We use cookies to provide you with a better experience. If you continue to use this site, we'll assume you're happy with this. Alternatively, click here to find out how to manage these cookies

hide cookie message
Contact Forum Editor

Send an email to our Forum Editor:


PLEASE NOTE: Your name is used only to let the Forum Editor know who sent the message. Both your name and email address will not be used for any other purpose.

Speakers Corner


It's free to register, to post a question or to start / join a discussion


 

I'm a Daddy


Macscouse
Resolved

Likes # 0

Up here in the North of Scotland, snowdrops are popping out everywhere in my garden, and the crocuses (crocii?) are not far behind. What's the betting that there will be snow on the Cairgorm in June?

Like this post
Forum Editor

Likes # 0

wee eddie

the Gulf stream, and prevailing winds blowing off the sea account for higher mean temperatures in that part of Scotland.

Like this post
Bing.alau

Likes # 0

I just thought he was telling fibs as usual. There's no lead in his pencil now. Like me, he probably used it all up years ago.

Like this post
SimpleSimon1

Likes # 0

fourm member

"Last year Chinese supermarkets in Bristol were selling bunches of daffodils with unopened buds and some people bought them as chives."

I know I shouldn't and it's probably very unkind but ROFL.

I'll send it on to all my Cornish relatives but I guess it will simply confirm their opinions that intelligent life ends at the Tamar bridge!

Like this post
fourm member

Likes # 0

SimpleSimon1

Schadenfreude is a normal reaction and, luckily, eating daffodils only results in a nasty stomach upset for a few days.

Usually it is people eating the bulbs thinking they are onions.

Like this post
john bunyan

Likes # 0

During the WW2, some Dutch ate Tulip bulbs, which are less poisonous than daffodil ones. I would not eat either and hope no one is encouraged to do so.BTW I thought ROFL was obscure and am impressed by fm's Schadenfreude synonym was impressive.

Like this post
Forum Editor

Likes # 0

"Usually it is people eating the bulbs thinking they are onions."

On that note, I once made a huge fool of myself in a posh Thailand hotel. I had dined in the restaurant - beautiful food - with my wife, and as we walked back out into the vast hotel lobby I noticed, by the entrance to the restaurant a small table, on which was a big bowl piled high with choice Macadamia nuts, a particular favourite of mine. Being a greedy pig I grabbed a handful of the nuts and stuffed them into my mouth, chomping greedily.

You've guessed it, they weren't nuts but big, juicy, industrial strength peeled garlic cloves. The lobby was crowded with sophisticated people, and there I was, with my mouth on fire, unable to do anything but run for the ornamental fish fountain and give the exotic fish a garlic meal.

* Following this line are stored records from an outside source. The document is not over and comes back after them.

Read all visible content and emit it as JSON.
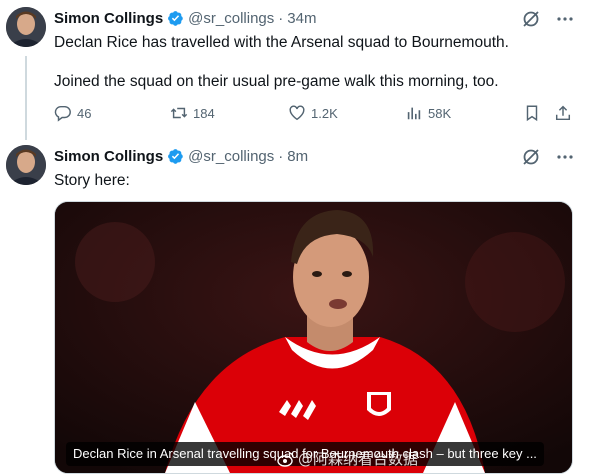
{
  "colors": {
    "verified": "#1d9bf0",
    "muted": "#536471",
    "text": "#0f1419",
    "shirt_red": "#db0007"
  },
  "tweets": [
    {
      "author": {
        "name": "Simon Collings",
        "handle": "@sr_collings"
      },
      "time": "34m",
      "paragraphs": [
        "Declan Rice has travelled with the Arsenal squad to Bournemouth.",
        "Joined the squad on their usual pre-game walk this morning, too."
      ],
      "actions": {
        "replies": "46",
        "reposts": "184",
        "likes": "1.2K",
        "views": "58K"
      },
      "icons": [
        "grok-icon",
        "more-icon",
        "reply-icon",
        "repost-icon",
        "like-icon",
        "views-icon",
        "bookmark-icon",
        "share-icon"
      ]
    },
    {
      "author": {
        "name": "Simon Collings",
        "handle": "@sr_collings"
      },
      "time": "8m",
      "paragraphs": [
        "Story here:"
      ],
      "card": {
        "caption": "Declan Rice in Arsenal travelling squad for Bournemouth clash – but three key ...",
        "watermark": "@阿森纳看台数据",
        "image_alt": "Declan Rice in Arsenal shirt"
      },
      "icons": [
        "grok-icon",
        "more-icon"
      ]
    }
  ],
  "separator": "·"
}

My wife made for the lift, not wanting to be associated with the man that everyone was staring at.

Like this post
SimpleSimon1

Likes # 0

FE

With apologies to John Bunyan and a healthy does of 'it could happen to anyone' ROTFLOL and BAGL (OK, I'll stop with the acronyms, now)

Like this post
fourm member

Likes # 0

john bunyan

The Dutch removed the outer layers and the very centre of the tulips before drying them and grinding them to make a sort of flour for making bread.

No-one knows whether the toxins are strongest in the centre, which they discarded, or whether cooking destroyed them. But it shows how serious the Hunger Winter was if people were that desparate.

Like this post
john bunyan

Likes # 0

fourm member

I worked in The Netherlands for 10 years 1987 - 1997. A Dutch colleague lived as a teenager just outside the Hague during the war, and told me many stories, including the tulip one. He hated the Germans, - on one occasion his village postie, who was deaf, failed to stop his bike when a German soldier shouted to halt (at his back). The soldier shot the old boy dead. My friend was very grateful to the RAF for dropping food soon after the Germans left.

Like this post
fourm member

Likes # 0

john bunyan

There is usually an upside to even the worst situation. Scientists have learned a lot about the long-term effects of hunger by studying the Dutch. That work may help to reduce the harm done by modern day famines.

Like this post

Reply to this topic

This thread has been locked.



IDG UK Sites

Samsung Galaxy Tab S 8.4 review: The best iPad mini and Nexus 7 rival tablet around

IDG UK Sites

Which Mac? Complete Apple Mac buyers guide for 2014

IDG UK Sites

Mobile email is powerful and useful - but also hopelessly intrusive

IDG UK Sites

Samsung lights up London skyline with Midnight Rainbow